--- Input records ---
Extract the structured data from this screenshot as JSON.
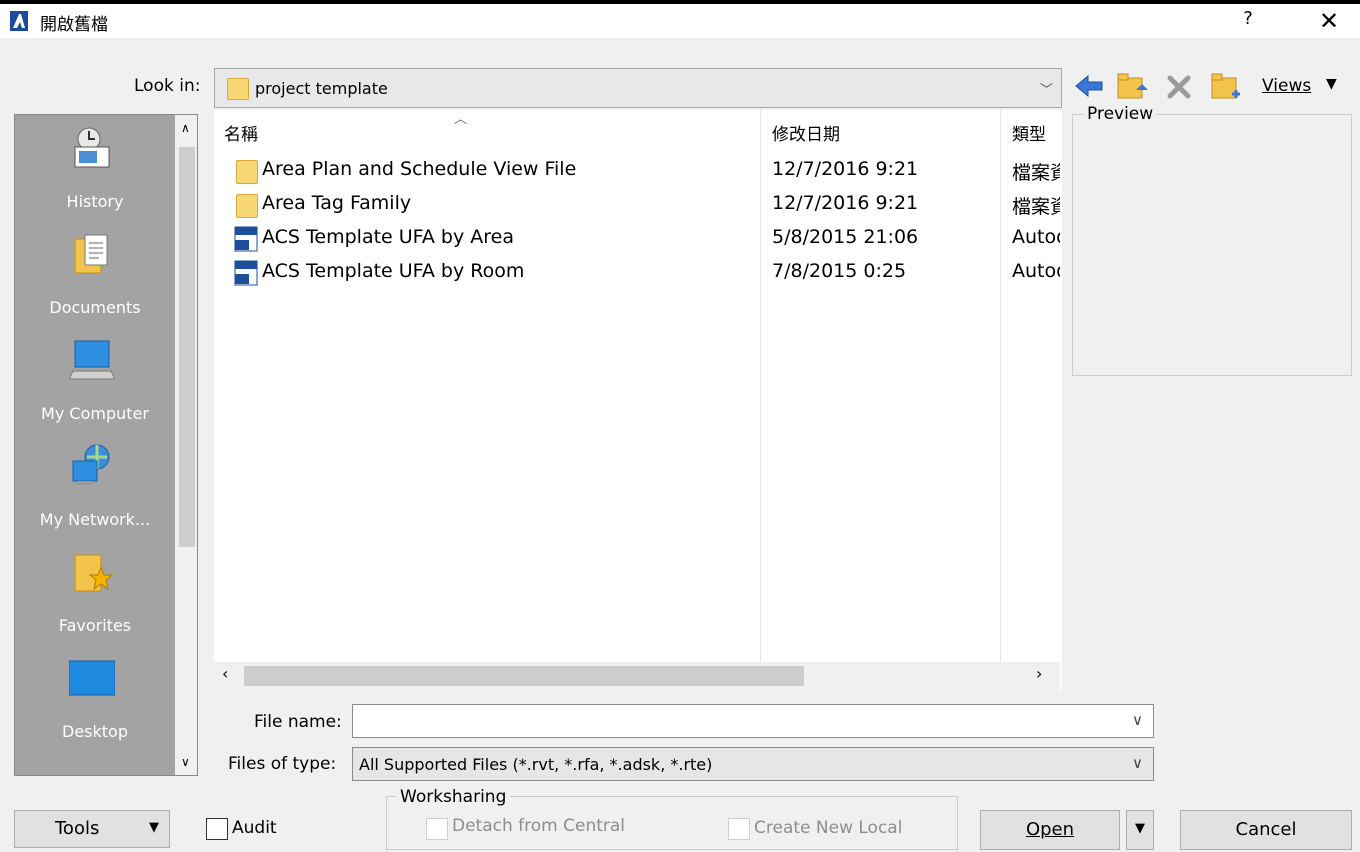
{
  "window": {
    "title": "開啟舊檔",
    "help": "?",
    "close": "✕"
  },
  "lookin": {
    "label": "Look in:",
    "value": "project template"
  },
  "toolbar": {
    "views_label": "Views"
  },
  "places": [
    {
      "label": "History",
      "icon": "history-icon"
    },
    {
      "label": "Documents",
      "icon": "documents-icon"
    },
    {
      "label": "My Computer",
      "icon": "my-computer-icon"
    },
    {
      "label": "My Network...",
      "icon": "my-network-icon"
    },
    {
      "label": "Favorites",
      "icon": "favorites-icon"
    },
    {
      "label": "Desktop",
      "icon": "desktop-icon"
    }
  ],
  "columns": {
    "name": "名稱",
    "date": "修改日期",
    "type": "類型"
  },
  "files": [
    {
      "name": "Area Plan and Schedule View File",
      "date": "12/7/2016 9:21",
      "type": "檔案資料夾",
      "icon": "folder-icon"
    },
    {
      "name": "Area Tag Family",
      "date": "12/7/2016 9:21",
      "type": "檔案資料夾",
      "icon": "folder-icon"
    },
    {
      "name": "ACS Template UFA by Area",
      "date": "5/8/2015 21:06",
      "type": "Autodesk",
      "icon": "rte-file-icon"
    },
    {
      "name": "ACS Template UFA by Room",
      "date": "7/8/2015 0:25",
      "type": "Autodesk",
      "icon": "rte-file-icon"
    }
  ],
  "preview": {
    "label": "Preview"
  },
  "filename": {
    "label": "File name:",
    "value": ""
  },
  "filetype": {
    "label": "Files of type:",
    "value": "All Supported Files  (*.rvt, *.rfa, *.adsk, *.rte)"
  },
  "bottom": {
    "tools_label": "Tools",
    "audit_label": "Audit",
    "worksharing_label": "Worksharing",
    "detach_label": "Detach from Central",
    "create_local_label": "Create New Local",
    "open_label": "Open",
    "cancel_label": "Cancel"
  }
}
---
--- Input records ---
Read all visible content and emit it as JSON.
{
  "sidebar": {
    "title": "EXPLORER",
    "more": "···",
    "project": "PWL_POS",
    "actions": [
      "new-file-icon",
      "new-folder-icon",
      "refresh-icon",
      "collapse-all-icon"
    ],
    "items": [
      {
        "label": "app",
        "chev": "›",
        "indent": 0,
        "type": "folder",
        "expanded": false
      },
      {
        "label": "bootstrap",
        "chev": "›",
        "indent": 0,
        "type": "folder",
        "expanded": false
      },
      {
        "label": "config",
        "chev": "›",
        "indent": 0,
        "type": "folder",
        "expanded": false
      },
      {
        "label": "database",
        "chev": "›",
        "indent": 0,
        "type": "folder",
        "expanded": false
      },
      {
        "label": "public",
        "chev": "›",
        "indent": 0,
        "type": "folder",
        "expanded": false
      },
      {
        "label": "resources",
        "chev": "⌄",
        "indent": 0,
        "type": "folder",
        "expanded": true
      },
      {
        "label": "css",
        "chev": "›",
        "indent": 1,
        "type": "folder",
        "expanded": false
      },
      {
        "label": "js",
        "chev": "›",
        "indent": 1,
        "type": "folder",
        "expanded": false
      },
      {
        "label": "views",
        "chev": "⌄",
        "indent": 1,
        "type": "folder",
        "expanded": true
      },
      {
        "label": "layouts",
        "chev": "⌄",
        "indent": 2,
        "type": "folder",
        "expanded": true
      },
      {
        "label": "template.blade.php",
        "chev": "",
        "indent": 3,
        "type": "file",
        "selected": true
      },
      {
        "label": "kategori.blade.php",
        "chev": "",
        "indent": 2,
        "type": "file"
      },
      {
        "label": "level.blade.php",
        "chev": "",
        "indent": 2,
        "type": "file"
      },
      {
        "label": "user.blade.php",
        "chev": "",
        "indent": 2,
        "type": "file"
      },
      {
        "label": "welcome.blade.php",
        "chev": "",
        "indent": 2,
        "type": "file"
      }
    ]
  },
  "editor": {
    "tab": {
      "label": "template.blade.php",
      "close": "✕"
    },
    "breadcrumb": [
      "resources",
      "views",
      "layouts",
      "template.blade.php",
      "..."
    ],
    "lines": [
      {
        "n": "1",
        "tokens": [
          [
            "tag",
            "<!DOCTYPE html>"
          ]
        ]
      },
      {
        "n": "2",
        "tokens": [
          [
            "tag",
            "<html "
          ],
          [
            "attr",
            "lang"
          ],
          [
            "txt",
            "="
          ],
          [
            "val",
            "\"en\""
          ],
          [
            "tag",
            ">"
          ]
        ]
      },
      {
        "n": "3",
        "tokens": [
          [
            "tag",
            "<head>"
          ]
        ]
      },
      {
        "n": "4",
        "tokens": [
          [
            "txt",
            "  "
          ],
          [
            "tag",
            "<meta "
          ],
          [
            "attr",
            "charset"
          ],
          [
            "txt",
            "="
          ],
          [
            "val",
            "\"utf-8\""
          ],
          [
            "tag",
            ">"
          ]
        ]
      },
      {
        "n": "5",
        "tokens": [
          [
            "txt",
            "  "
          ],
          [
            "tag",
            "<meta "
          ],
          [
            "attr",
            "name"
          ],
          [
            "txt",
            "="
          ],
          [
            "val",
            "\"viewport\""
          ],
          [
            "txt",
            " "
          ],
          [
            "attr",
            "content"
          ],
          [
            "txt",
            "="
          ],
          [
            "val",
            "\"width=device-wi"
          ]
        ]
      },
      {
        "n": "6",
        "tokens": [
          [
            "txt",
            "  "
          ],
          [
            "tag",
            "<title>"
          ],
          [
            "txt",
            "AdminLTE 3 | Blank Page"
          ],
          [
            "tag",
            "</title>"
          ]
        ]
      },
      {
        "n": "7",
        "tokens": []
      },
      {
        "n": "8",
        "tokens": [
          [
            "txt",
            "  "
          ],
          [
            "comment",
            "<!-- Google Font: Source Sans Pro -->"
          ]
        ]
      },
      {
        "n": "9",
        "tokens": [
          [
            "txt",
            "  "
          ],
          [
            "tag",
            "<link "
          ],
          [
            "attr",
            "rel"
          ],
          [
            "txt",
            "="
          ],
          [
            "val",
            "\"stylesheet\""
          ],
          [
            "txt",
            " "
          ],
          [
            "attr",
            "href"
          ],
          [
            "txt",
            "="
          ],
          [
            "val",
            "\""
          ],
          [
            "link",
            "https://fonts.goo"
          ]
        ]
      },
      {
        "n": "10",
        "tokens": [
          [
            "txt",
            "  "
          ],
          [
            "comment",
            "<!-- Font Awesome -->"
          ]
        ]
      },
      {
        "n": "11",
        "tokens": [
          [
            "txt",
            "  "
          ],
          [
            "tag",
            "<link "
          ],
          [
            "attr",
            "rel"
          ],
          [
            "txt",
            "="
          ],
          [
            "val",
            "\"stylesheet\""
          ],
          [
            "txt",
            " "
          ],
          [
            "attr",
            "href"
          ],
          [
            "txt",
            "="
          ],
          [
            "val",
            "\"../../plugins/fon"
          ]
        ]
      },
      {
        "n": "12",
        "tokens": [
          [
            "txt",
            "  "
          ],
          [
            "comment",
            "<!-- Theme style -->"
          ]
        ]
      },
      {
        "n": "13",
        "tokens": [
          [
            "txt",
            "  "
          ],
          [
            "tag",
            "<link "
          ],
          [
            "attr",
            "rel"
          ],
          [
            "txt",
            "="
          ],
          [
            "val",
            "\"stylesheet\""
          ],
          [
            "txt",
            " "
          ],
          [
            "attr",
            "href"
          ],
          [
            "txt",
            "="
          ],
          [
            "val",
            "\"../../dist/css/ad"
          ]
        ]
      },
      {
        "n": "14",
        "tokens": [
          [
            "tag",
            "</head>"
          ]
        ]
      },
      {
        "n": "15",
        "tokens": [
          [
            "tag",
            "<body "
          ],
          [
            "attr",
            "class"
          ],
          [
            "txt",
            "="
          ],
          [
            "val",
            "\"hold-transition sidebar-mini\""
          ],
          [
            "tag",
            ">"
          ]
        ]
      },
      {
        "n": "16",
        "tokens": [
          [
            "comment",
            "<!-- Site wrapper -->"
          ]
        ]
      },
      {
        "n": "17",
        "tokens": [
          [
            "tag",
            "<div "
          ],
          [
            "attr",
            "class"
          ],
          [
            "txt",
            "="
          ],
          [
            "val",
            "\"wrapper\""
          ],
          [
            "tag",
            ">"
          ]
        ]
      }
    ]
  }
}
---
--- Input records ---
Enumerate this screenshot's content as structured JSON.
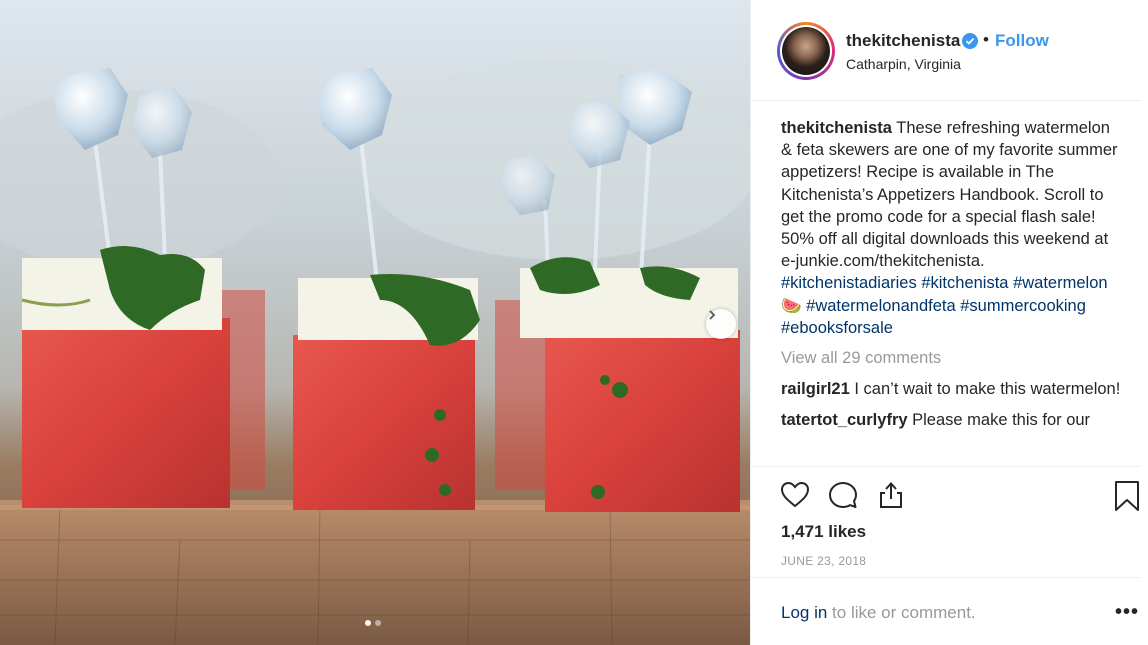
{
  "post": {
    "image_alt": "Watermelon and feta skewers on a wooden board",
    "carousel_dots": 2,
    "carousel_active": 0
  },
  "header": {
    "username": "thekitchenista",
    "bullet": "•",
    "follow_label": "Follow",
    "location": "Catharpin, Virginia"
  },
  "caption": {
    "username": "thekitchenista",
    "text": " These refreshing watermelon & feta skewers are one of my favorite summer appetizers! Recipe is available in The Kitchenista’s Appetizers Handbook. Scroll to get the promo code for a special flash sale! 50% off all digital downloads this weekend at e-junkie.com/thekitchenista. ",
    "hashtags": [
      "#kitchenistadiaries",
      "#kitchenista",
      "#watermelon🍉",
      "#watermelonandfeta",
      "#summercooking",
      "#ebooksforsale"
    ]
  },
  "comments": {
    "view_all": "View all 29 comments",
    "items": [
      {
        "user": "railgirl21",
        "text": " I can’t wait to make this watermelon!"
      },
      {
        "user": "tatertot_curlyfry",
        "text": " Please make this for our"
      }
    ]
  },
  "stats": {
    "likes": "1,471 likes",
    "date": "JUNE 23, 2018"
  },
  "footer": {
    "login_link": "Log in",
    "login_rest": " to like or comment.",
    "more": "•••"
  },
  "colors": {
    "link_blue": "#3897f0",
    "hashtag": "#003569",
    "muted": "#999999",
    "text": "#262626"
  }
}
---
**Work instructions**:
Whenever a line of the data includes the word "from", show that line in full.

**Response to the task**:
Extract the structured data from this screenshot as JSON.
    "detach_label": "Detach from Central",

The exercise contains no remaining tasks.